A while ago I discovered ‘meteorite excavation kits’ and ‘meteorite dig kits’ online and in museum gift shops. The price was very reasonable for something claiming to contain meteorites, especially when bought online. So, I began to wonder what meteorites they were able to include for such a low price and bought one for myself.
Not only was I curious about the contents of this kit, I had also planned to make my own – and decided this would make for some fun research!
Whilst I chipped away at this block, I had my own test mixture of sand and plaster of paris drying in the background. Of course, it would be a couple of days before I would be able to dive into my own.
After breaking up the entire block I was impressed to find 5 pieces of rock buried inside. For kids, this is an interesting project with an information booklet included to identify your finds. But, for me, it was a little disappointing.

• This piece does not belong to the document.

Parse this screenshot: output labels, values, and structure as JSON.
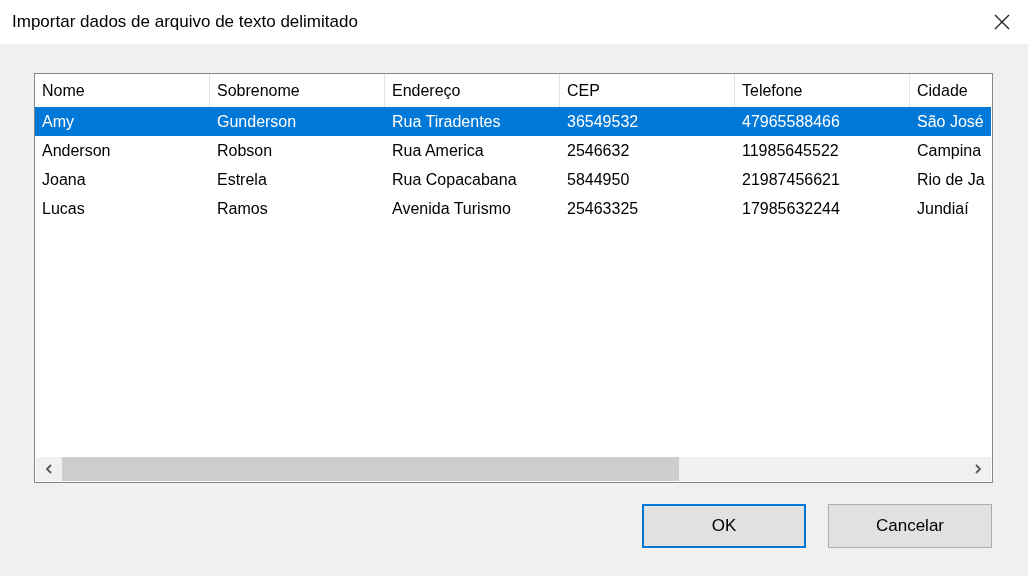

I expected to find at least one piece of meteoric rock, even if that piece was small and unclassified. Instead, the block gave up one of each of the following:
Of course, this is still a fun and educational piece of kit for kids, but my expectations had been set a little higher. I did have to remind myself that this was never designed with me in mind.